If Sanders ends up as the debate’s lightning rod, the result may be a relatively quiet night for Warren, who has maintained her position in second or third in the polls since rising in the spring on the strength of a steady stream of progressive policy proposals.

“I don’t think the burden is on Elizabeth Warren here; I think she can keep her head down and get through it,” said Rebecca Katz, a Democratic political consultant in New York. “Since her launch, she very much has been the tortoise: slow and steady wins the race. She doesn’t have to have a breakout moment.”

Such a moment for Warren is far more likely when she eventually shares a stage with Biden, who has maintained his commanding lead over the field despite a shaky performance in Miami. Warren has already highlighted her differences in opinion with the former vice president on bankruptcy, while Sanders has poked at Biden’s fund-raisers targeting the wealthy and his more incremental policy approach.

“Everyone wants a piece of Biden,” said Brian Fallon, a former top Hillary Clinton aide and the founder of the liberal advocacy group Demand Justice.

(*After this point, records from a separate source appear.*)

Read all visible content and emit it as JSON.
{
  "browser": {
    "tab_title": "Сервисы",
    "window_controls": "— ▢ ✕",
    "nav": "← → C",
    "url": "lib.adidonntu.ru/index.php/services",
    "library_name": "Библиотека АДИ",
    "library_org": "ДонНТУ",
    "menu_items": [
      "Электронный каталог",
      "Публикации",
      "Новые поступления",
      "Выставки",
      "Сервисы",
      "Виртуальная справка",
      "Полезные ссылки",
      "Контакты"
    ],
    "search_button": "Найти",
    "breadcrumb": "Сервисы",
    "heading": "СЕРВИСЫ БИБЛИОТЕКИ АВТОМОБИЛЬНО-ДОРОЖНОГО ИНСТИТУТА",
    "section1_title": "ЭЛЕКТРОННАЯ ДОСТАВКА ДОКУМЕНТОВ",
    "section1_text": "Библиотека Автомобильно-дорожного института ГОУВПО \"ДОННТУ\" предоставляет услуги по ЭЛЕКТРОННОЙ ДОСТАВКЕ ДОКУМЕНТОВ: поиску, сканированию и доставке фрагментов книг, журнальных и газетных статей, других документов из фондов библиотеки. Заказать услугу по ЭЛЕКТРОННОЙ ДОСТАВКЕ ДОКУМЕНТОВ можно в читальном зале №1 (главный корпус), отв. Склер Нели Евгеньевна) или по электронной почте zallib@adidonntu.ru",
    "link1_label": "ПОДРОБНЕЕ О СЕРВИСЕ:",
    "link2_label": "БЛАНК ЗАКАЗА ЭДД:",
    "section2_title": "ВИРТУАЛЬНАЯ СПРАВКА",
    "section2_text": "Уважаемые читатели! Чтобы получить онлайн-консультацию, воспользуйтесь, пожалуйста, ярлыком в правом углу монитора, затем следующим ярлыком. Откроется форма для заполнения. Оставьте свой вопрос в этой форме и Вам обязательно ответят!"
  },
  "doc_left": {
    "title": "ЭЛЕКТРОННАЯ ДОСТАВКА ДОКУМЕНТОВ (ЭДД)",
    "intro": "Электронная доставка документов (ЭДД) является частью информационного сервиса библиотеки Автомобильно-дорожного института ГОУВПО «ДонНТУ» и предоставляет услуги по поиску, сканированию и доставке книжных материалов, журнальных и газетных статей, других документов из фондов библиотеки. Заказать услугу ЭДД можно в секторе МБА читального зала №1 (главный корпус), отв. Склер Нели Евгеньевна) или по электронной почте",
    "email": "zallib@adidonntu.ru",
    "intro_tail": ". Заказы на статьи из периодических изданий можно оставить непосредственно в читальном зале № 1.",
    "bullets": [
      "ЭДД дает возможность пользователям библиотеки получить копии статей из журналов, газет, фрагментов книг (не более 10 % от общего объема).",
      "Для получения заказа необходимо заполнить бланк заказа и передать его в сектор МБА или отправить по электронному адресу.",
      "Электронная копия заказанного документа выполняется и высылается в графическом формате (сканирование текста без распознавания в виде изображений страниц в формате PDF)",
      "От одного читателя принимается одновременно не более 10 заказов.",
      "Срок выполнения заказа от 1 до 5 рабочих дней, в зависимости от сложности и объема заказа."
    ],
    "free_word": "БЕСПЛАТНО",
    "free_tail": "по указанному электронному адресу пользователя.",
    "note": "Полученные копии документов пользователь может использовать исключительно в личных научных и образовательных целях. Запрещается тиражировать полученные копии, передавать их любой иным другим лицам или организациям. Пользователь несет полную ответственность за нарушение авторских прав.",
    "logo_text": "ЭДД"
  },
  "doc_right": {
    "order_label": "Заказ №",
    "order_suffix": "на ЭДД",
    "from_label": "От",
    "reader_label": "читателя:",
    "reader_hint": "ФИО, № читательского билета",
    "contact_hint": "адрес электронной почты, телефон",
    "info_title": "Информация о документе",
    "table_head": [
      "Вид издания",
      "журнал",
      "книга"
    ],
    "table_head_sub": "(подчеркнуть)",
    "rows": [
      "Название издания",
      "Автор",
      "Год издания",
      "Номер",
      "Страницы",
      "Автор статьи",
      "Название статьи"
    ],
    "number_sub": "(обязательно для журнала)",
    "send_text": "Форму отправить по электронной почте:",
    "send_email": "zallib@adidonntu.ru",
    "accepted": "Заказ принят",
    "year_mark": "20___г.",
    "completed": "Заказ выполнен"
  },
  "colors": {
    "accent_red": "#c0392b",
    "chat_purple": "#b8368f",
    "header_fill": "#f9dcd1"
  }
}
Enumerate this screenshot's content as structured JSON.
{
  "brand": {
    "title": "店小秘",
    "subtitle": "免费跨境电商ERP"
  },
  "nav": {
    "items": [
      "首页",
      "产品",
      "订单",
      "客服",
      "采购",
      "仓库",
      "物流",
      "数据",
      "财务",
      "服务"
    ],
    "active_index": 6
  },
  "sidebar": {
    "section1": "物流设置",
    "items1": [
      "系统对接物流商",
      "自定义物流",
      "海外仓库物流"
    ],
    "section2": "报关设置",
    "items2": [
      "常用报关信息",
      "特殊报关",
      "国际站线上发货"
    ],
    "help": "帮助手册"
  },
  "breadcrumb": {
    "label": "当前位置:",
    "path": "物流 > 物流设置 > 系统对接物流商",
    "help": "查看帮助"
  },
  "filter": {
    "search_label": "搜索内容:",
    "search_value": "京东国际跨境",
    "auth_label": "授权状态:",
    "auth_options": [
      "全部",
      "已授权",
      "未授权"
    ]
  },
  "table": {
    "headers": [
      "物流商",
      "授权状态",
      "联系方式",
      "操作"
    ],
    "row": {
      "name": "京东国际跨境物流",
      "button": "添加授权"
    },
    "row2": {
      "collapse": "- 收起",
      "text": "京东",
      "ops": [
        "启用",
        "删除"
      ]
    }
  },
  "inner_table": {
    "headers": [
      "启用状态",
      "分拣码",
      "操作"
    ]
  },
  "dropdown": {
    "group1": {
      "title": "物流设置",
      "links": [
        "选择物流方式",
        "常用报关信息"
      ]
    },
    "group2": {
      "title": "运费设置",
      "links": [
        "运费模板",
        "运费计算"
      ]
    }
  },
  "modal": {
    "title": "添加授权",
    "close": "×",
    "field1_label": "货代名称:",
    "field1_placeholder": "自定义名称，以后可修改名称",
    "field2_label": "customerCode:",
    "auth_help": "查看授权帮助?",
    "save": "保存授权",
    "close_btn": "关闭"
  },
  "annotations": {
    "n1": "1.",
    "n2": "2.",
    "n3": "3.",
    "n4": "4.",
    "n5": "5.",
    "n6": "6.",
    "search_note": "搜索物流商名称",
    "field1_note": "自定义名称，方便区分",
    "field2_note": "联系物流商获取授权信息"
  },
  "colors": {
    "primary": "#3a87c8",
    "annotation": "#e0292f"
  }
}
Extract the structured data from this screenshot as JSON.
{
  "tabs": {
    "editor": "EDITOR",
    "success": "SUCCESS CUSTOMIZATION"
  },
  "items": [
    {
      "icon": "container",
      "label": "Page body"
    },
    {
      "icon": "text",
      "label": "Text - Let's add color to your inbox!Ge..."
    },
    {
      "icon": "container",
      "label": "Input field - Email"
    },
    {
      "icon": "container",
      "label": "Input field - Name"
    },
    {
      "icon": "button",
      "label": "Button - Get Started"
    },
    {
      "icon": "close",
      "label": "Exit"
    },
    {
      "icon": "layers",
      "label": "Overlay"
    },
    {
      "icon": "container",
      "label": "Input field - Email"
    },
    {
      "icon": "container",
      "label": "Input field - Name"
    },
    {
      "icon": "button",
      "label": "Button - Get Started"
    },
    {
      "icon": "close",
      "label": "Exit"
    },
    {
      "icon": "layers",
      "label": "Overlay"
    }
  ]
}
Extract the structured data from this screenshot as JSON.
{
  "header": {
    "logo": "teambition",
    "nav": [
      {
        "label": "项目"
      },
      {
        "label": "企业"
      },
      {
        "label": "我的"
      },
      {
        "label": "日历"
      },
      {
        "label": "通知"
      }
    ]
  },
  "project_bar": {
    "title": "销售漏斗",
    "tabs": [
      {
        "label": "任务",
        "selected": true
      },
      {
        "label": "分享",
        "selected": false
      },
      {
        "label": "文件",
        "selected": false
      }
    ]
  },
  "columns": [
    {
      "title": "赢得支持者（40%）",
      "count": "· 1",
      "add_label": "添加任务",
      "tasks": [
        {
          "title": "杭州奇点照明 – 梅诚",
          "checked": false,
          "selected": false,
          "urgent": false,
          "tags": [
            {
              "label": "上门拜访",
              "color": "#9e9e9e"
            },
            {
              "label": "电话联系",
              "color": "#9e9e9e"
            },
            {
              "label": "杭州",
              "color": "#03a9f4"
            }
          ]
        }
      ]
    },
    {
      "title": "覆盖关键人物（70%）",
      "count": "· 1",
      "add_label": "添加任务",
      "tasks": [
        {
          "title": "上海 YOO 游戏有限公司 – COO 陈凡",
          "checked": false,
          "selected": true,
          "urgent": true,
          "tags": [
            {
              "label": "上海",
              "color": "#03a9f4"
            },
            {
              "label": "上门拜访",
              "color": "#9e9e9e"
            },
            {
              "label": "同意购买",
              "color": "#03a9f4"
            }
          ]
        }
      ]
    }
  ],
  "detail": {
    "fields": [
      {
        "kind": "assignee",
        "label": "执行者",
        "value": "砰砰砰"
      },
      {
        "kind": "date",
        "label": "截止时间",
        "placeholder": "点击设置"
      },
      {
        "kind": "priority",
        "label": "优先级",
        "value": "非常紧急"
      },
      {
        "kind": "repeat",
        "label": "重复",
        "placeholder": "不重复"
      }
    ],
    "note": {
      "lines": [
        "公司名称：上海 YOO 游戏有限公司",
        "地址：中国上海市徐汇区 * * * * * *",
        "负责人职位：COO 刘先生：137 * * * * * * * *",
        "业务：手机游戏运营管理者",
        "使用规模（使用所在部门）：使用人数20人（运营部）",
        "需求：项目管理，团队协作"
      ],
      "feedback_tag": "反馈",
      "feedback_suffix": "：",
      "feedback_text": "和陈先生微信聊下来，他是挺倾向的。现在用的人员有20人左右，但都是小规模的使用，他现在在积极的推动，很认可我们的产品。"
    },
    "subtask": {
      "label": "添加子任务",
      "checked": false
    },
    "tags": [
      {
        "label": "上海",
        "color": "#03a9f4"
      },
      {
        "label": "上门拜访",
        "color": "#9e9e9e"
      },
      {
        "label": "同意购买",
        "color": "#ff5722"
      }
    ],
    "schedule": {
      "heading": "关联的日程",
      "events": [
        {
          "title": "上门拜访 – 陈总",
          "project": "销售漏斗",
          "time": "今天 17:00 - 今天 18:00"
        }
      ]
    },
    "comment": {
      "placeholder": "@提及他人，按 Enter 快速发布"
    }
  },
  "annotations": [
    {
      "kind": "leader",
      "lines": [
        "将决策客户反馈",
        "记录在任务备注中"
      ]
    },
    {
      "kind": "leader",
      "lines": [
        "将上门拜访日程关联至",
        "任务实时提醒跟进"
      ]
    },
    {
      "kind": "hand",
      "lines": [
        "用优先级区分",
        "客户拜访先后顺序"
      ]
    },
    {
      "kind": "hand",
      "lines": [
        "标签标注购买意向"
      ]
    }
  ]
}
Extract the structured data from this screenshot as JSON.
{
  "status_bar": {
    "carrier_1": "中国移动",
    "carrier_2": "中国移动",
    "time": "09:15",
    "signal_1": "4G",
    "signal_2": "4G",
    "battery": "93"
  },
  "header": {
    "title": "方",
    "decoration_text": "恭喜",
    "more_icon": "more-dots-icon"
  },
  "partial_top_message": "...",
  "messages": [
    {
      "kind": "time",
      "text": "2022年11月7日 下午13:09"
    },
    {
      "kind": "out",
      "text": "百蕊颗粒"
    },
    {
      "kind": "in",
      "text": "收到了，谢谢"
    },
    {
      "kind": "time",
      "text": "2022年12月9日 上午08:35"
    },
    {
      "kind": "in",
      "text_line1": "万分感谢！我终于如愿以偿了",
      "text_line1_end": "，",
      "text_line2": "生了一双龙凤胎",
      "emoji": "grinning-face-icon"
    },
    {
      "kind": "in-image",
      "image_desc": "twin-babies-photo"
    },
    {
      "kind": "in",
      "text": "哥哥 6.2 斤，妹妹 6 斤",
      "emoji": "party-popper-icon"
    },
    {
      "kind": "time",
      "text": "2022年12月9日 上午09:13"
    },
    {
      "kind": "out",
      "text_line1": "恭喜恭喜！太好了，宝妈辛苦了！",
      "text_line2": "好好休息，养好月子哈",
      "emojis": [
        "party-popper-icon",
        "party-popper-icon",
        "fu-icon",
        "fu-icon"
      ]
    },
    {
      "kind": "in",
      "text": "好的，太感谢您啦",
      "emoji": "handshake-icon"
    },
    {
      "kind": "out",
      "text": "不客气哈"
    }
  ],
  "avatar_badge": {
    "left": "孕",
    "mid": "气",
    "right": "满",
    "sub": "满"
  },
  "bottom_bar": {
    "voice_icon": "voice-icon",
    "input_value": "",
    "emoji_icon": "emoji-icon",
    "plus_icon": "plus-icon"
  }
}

Liz Goodwin can be reached at elizabeth.goodwin@globe.com. Follow her on Twitter @lizcgoodwin